▶ TO DO: Which lines in the entries below contain the string "DAVICHI"? Show each of them in full.

Data excerpts
--------------------------------

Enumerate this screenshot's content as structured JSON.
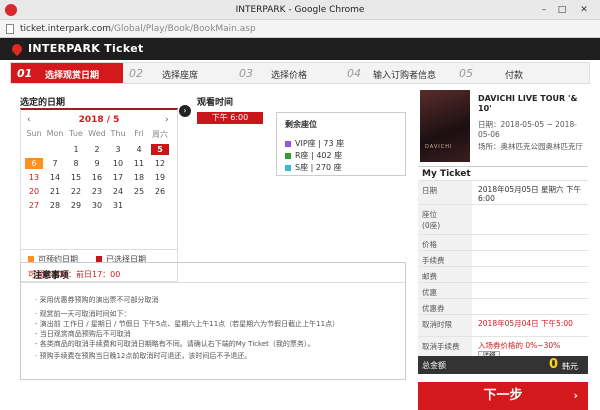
{
  "window": {
    "title": "INTERPARK - Google Chrome",
    "controls": {
      "minimize": "–",
      "maximize": "□",
      "close": "✕"
    }
  },
  "address": {
    "domain": "ticket.interpark.com",
    "path": "/Global/Play/Book/BookMain.asp"
  },
  "header": {
    "brand": "INTERPARK Ticket"
  },
  "steps": [
    {
      "num": "01",
      "label": "选择观赏日期",
      "active": true
    },
    {
      "num": "02",
      "label": "选择座席"
    },
    {
      "num": "03",
      "label": "选择价格"
    },
    {
      "num": "04",
      "label": "输入订购者信息"
    },
    {
      "num": "05",
      "label": "付款"
    }
  ],
  "date_panel": {
    "label": "选定的日期",
    "prev": "‹",
    "next": "›",
    "month": "2018 / 5",
    "weekdays": [
      "Sun",
      "Mon",
      "Tue",
      "Wed",
      "Thu",
      "Fri",
      "周六"
    ],
    "days": [
      "",
      "",
      "1",
      "2",
      "3",
      "4",
      "5",
      "6",
      "7",
      "8",
      "9",
      "10",
      "11",
      "12",
      "13",
      "14",
      "15",
      "16",
      "17",
      "18",
      "19",
      "20",
      "21",
      "22",
      "23",
      "24",
      "25",
      "26",
      "27",
      "28",
      "29",
      "30",
      "31",
      "",
      ""
    ],
    "available_day": "6",
    "selected_day": "5",
    "legend_available": "可预约日期",
    "legend_selected": "已选择日期",
    "deadline": "可预约时间：前日17：00",
    "colors": {
      "available": "#ff8f1f",
      "selected": "#c9161b"
    }
  },
  "time_panel": {
    "label": "观看时间",
    "selected": "下午 6:00"
  },
  "seats": {
    "header": "剩余座位",
    "rows": [
      {
        "text": "VIP座 | 73 座",
        "color": "#8e5bd6"
      },
      {
        "text": "R座 | 402 座",
        "color": "#2f9a3a"
      },
      {
        "text": "S座 | 270 座",
        "color": "#3ab8d8"
      }
    ]
  },
  "notice": {
    "title": "注意事项",
    "lines": [
      "· 采用优惠券预购的演出票不可部分取消",
      "· 观赏前一天可取消时间如下：",
      "  - 演出前 工作日 / 星期日 / 节假日 下午5点、星期六上午11点（若星期六为节假日截止上午11点）",
      "  - 当日观赏商品预购后不可取消",
      "  - 各类商品的取消手续费和可取消日期略有不同。请确认右下端的My Ticket（我的票务）。",
      "· 预购手续费在预购当日晚12点前取消时可退还，该时间后不予退还。"
    ]
  },
  "summary": {
    "poster_text": "DAVICHI",
    "show_title": "DAVICHI LIVE TOUR '& 10'",
    "date_label": "日期：",
    "date_value": "2018-05-05 ~ 2018-05-06",
    "venue_label": "场所：",
    "venue_value": "奥林匹克公园奥林匹克厅",
    "my_ticket": "My Ticket",
    "rows": [
      {
        "key": "日期",
        "value": "2018年05月05日 星期六 下午 6:00"
      },
      {
        "key": "座位\n(0座)",
        "value": ""
      },
      {
        "key": "价格",
        "value": ""
      },
      {
        "key": "手续费",
        "value": ""
      },
      {
        "key": "邮费",
        "value": ""
      },
      {
        "key": "优惠",
        "value": ""
      },
      {
        "key": "优惠券",
        "value": ""
      },
      {
        "key": "取消时限",
        "value": "2018年05月04日 下午5:00"
      },
      {
        "key": "取消手续费",
        "value": "入场券价格的 0%~30%"
      }
    ],
    "detail_button": "详细",
    "total_label": "总金额",
    "total_amount": "0",
    "total_unit": "韩元"
  },
  "next_button": {
    "label": "下一步",
    "chevron": "›"
  }
}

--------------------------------

▶ RESPONSE TO THIS EXERCISE:
    "poster_text": "DAVICHI",
    "show_title": "DAVICHI LIVE TOUR '& 10'",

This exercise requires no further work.